With the rise of John Piper and his ministry, there has also been a resurgence of puritan writers and their teaching, of whom Jonathan Edwards holds a chief position of honor. Much of John Piper’s teaching ministry is rooted in the teaching of Jonathan Edwards. While surfing the web for information that might be of value for preachers today, I came across the following short article by a Pastor Steve Cornell. This article lays forth 10 characteristics of good preaching found in the preaching of Jonathan Edwards. Have fun with the article, and I trust that those of you who are preachers are continually growing in the ministry and craft of preaching the Word. Enjoy!

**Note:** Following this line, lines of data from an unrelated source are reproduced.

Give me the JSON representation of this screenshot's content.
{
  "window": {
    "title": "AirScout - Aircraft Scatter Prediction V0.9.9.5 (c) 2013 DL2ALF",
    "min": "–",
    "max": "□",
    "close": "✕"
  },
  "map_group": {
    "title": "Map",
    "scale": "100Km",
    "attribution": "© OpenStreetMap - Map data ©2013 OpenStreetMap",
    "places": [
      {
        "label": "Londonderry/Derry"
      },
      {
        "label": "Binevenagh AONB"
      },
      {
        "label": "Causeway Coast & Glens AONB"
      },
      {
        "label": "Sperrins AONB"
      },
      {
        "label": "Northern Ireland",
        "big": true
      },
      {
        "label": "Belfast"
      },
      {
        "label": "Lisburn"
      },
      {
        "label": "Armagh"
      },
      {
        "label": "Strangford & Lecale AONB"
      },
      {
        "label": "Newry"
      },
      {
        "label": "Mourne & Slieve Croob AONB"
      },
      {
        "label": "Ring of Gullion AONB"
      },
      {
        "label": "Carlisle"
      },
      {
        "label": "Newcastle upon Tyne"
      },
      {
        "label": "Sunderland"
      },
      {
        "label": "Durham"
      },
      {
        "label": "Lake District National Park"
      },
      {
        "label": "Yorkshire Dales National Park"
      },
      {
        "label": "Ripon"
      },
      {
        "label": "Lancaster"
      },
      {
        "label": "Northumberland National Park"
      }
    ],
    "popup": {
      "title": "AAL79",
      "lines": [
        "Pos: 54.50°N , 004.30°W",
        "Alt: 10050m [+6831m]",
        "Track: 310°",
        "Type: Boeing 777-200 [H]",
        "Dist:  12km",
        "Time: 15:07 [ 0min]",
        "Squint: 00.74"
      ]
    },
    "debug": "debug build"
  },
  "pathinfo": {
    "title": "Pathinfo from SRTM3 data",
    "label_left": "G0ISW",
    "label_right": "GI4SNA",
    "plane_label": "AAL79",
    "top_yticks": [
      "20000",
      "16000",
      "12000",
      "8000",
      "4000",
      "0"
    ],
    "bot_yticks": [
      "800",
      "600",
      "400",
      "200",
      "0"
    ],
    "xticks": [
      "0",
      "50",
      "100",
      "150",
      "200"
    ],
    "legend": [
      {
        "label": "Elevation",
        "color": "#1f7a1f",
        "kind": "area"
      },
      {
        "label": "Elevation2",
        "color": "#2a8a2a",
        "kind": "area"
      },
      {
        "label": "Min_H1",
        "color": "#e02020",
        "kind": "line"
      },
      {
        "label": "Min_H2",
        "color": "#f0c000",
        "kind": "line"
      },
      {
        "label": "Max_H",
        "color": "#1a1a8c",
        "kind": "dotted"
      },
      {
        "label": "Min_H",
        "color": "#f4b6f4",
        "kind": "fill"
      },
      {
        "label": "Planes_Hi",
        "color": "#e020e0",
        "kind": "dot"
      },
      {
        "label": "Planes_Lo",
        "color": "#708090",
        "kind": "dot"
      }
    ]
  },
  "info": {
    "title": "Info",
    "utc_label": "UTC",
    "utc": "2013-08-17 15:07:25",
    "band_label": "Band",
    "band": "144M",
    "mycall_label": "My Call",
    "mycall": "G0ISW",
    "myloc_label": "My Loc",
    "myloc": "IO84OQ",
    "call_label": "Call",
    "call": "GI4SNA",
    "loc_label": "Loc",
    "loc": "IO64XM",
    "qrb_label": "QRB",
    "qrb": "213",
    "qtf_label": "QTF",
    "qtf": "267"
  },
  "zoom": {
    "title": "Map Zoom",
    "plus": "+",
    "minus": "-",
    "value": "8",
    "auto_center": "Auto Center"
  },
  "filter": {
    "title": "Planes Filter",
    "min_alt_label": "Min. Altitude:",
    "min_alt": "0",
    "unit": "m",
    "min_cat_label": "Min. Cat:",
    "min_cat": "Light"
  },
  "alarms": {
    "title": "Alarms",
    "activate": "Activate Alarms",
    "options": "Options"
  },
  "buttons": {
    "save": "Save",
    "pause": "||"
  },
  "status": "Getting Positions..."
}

(One final challenge: Which one of these 10 attributes of good preaching is most lacking in today’s churches in your opinion? Post your thoughts.)

In his book, The Supremacy of God in Preaching (Grand Rapids: Baker, 1990), Dr. John Piper writes that God-centred expository preaching was the key to the New England revival under Jonathan Edwards (1734–1744). Piper sets forth ten characteristics of Edwards’ preaching which serve as a paradigm for today.

1. Preaching Stirs Up Holy Affections – Good preaching aims at stirring up holy affections. These include a hatred towards sin and a delight in God, as well as a growing desire for holiness, tenderness and compassion.

2. Preaching Enlightens the Mind – Sound preaching enlightens the mind and burns the heart. According to Edwards a preacher must shine and burn. There must be heat in the heart and light in the mind. Affections that do not arise from an enlightened mind are not holy affections but instead are simply emotional responses. (We would do well to head this insightful thought in light of the trends of emotional manipulation in our day.)

3. Preaching is Saturated With Scripture – Edwards held the firm conviction that good preaching is saturated with Scripture. Every sermon must steadily, constantly and frequently quote the Word of God. This truth will ensure that we stay on track as faithful ministers of the Word.

4. Preaching Employs Analogies and Images – Abstract truth must be fleshed out. Edwards argued that vivid images touch the heart more than anything else. Piper informs us that Edwards strained at making heaven look irresistibly beautiful and the torments of hell look intolerably horrible.

5. Preaching Uses Threats and Warnings – In our day of politically correct language and blind tolerance, Edwards argues for threat and warning since it restrains one from sin and excites one to spiritual exercise. (A true preacher today may not necessarily be a popular preacher.)

6. Preaching Pleads for a Response – Sound preaching seeks a response. Edwards, like Spurgeon after him, pointed out: “Sinners . . . should be earnestly invited to come and accept the Savior, and yield their hearts unto him, with all the winning, encouraging arguments for them . . . that the Gospel affords.” (Piper, p.92)

7. Preaching Probes the Workings of the Heart – Piper points out that powerful preaching is like surgery. “Under the anointing of the Holy Spirit, it locates, lances, and removes the infection of sin.” (Piper, p.95) He shows that Edwards probed his own heart and therefore knew the heart of others. Sorting out the wheat from the chaff in his own church gave Edwards great insightfulness into the heart of man.

8. Preaching Yields to the Holy Spirit – Since all preaching is totally dependent on the work of the Holy Spirit, prayer is an essential for good preaching.

9. Preaching is From a Tender and Broken Heart – Good preaching flows from a spirit of brokenness and tenderness. Edwards pointed out that the eye of blessing is upon the meek and trembling (Is. 66:2).

10. Preaching is Intense– The reality of heaven and hell ignites renewal and infuses the pulpit with power. The preacher is conscious of his responsibility as he declares eternal truths.